    Congress makes the following findings:

      (1) The laws of the United States that govern labor-based immigration require employers to give United States workers priority for employment over foreign workers.

      (2) Many employers have found themselves unable to hire United States citizens for certain positions, particularly for temporary, seasonal employment.

      (3) Due to the historic availability of H-2B visas, many employers have developed business models based on an assumption that businesses will be able to hire temporary seasonal workers who are aliens.

      (4) During fiscal year 2004, the date on which no more H-2B visas could be issued because the maximum number of such visas available for such fiscal year had been issued was earlier than the date such maximum number had been reached during any prior fiscal year.

      (5) As a result of the maximum of H-2B visas being issued prior to the end of fiscal year 2004, many employers face an urgent shortage of workers that threatens to seriously erode the current and future revenues of the employers’ businesses.

      (6) It is particularly difficult for employers located in rural areas to attract workers and such employers have often relied on foreign workers.

      (7) An employer located near an international border has a smaller radius for recruiting United States workers than an employer located more centrally, which can create difficulties in finding United States workers to fill vacant positions.

      (8) Large employers located in rural areas are invaluable to the communities in which such employees are located, and a disruption in the business of such employers is devastating for such communities facing challenging economic conditions.

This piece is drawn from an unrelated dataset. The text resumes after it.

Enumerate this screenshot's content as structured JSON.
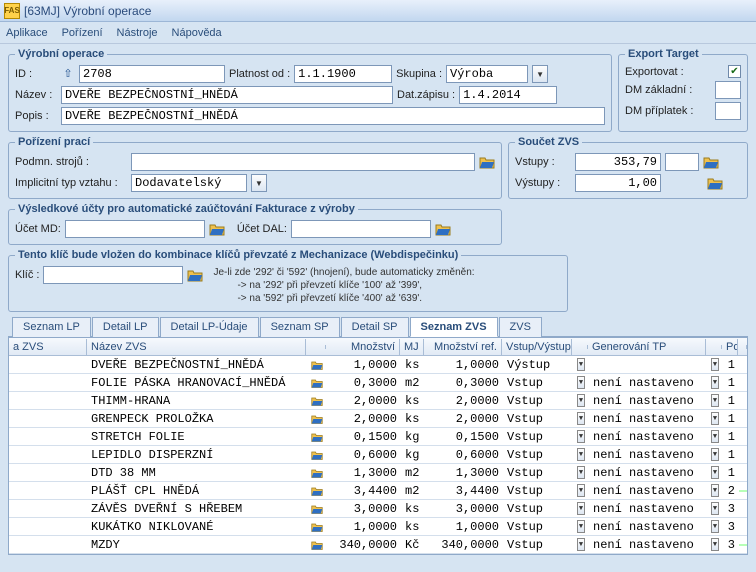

SEC. 3. ADDITIONAL H-2B VISA ENTRANTS FOR FISCAL YEAR 2004.

    (a) IN GENERAL- During fiscal year 2004, an alien who is issued a visa under section 101(a)(15)(H)(ii)(b) of the Immigration and Nationality Act (8 U.S.C. 101(a)(15)(H)(ii)(b)) may not be counted toward the numerical limitation set out in section 214(g)(1)(B) of such Act (8 U.S.C. 1184(g)(1)(B)) if such alien is providing temporary service or labor in the United States--

      (1) at a work site that is located--

        (A) in a rural area; and

        (B) not more than 50 miles from an international border; and

      (2) for an employer that has hired aliens who received visas under such section 101(a)(15)(H)(ii)(b) during not less than 2 of the fiscal years between fiscal years 1999 and 2003.

    (b) EXPEDITED VISA PROCESSING- During fiscal year 2004, a petition for a nonimmigrant visa submitted by an alien who intends to provide temporary service or labor that meets the requirements of paragraphs (1) and (2) of subsection (a) shall be processed not more than 30 days after the date of the submission of such petition.

SEC. 4. RURAL AREA DEFINED.

    In this Act, the term ‘rural area’ has the meaning given that term in section 343(a) of the Consolidated Farm and Rural Development Act (7 U.S.C. 1991(a)).

SEC. 5. EFFECTIVE DATE.

    Section 3(a) of this Act shall take effect as if enacted on September 30, 2003.